**INSTRUCTIONS FOR THE TASK**. Look through the records below, and copy out every line that holds the string "object".
··· RECORDS FOR THE EXERCISE
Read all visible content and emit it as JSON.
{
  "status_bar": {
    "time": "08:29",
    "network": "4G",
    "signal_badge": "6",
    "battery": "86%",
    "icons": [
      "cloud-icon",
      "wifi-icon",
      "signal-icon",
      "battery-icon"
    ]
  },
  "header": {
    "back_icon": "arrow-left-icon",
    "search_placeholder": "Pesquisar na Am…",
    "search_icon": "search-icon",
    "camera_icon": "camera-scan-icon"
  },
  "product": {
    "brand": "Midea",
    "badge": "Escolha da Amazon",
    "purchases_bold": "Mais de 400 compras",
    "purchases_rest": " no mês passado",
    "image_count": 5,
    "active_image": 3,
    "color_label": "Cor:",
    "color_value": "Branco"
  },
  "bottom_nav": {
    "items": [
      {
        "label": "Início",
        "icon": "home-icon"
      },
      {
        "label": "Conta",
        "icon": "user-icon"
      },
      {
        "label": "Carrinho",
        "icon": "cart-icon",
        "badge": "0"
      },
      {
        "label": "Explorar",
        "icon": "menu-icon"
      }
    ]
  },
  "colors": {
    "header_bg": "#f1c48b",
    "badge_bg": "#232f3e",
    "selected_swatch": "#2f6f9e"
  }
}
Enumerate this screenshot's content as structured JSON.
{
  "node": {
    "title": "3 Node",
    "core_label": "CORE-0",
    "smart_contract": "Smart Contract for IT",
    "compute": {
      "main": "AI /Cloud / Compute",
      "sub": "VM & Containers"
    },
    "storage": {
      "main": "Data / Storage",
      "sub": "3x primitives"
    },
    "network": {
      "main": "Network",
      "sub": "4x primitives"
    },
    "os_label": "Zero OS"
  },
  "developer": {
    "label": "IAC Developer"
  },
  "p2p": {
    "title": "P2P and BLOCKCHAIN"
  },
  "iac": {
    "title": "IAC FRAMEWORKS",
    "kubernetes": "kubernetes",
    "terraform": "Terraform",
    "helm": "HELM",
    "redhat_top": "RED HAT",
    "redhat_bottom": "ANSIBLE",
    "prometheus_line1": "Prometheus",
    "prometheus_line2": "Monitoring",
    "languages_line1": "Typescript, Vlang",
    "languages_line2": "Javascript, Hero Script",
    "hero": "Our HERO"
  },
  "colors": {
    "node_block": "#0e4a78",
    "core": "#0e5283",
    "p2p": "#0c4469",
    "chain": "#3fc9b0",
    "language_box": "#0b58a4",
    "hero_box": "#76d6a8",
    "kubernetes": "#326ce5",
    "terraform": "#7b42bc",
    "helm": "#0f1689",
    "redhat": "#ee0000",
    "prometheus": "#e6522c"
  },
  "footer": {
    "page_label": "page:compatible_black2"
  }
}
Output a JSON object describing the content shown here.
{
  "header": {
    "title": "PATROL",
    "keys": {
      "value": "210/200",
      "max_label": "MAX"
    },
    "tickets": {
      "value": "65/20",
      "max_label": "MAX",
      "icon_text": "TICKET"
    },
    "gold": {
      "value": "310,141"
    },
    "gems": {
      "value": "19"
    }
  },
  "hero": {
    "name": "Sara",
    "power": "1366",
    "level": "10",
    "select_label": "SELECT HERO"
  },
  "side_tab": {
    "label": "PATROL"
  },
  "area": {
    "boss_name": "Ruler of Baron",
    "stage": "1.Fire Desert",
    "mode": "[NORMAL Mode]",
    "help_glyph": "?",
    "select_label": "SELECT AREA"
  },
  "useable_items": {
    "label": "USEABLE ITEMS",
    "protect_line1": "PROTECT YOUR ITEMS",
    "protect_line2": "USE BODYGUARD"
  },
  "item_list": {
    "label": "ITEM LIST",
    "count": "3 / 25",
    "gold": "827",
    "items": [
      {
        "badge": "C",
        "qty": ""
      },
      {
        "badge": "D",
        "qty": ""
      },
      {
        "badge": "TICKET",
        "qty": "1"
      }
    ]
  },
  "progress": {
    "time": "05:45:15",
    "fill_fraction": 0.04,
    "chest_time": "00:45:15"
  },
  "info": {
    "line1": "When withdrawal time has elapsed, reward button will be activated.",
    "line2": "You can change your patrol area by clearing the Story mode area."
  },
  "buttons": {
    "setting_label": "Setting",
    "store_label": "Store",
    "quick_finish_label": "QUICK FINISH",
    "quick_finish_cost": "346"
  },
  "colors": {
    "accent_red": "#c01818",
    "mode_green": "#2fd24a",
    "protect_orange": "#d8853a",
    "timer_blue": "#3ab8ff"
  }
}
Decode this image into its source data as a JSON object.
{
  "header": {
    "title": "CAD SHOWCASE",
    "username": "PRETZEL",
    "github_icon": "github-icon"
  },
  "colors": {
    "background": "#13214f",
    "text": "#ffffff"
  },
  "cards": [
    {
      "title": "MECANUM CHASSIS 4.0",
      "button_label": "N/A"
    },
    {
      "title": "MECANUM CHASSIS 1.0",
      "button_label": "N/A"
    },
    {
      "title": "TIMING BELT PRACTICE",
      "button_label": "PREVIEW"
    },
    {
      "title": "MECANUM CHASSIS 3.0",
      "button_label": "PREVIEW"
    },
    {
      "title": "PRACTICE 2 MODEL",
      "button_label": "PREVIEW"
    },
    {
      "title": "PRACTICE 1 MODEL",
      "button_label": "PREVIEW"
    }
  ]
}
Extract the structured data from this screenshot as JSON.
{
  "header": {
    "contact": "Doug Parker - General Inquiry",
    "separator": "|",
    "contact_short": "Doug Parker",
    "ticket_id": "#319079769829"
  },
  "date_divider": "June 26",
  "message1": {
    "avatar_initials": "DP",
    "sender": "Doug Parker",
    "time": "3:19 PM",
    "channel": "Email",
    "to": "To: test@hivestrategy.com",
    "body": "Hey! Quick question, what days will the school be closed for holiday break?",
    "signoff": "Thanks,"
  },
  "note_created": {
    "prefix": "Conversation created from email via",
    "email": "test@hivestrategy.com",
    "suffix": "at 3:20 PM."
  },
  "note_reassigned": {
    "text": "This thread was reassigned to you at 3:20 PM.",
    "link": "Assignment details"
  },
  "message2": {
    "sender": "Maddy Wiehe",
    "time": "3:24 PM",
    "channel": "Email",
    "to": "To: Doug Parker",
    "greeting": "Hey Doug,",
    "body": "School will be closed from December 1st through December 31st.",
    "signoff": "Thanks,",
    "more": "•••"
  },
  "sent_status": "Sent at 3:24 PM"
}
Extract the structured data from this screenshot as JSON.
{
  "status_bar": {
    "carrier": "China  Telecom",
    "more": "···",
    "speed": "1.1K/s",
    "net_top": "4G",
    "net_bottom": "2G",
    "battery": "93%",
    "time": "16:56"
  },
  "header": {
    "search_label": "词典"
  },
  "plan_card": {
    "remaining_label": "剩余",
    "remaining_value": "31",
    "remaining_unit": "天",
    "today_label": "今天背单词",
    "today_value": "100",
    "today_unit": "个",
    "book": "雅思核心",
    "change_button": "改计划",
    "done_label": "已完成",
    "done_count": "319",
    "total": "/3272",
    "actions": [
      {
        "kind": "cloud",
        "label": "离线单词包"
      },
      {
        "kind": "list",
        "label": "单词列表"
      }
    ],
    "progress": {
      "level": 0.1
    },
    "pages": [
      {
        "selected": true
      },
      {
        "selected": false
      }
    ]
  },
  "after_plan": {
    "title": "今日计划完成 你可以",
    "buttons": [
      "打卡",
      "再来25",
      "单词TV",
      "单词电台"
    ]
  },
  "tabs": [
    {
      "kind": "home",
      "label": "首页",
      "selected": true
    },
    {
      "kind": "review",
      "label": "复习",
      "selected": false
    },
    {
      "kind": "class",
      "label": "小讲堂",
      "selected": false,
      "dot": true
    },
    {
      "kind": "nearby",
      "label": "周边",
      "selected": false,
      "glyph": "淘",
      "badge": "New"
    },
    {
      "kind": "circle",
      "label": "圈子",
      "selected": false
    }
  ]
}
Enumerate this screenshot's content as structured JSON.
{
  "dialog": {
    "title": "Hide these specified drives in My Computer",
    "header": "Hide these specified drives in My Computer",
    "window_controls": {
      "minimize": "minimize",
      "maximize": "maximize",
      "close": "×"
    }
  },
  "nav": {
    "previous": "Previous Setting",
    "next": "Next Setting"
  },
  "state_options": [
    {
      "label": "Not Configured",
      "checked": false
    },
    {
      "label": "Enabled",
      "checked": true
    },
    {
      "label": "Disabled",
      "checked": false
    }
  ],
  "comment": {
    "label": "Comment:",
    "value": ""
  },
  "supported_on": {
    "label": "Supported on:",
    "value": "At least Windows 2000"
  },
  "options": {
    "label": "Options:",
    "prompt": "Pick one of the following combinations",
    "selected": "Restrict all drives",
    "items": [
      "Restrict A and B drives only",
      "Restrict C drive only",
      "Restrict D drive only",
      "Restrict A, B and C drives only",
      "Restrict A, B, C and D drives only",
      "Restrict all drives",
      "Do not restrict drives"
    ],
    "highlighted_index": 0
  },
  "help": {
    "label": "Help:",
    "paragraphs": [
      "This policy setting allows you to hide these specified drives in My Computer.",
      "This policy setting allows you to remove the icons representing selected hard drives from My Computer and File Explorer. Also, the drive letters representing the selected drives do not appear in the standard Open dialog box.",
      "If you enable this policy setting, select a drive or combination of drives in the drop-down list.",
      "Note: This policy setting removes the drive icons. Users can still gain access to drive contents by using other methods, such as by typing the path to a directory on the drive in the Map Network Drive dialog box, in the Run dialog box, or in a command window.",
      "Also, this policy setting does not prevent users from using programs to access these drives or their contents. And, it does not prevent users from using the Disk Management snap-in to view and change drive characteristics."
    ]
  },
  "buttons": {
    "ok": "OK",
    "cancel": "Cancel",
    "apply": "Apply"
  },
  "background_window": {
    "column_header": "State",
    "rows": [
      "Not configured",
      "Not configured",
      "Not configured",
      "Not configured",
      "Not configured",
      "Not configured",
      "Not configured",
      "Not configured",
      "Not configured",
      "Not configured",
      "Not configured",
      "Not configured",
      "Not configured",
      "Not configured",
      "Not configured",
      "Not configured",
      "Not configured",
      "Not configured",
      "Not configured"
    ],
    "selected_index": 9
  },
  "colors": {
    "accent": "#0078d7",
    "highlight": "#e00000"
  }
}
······
**EXERCISE SOLUTION**.
Output a JSON object describing the content shown here.
Decode this image into its source data as a JSON object.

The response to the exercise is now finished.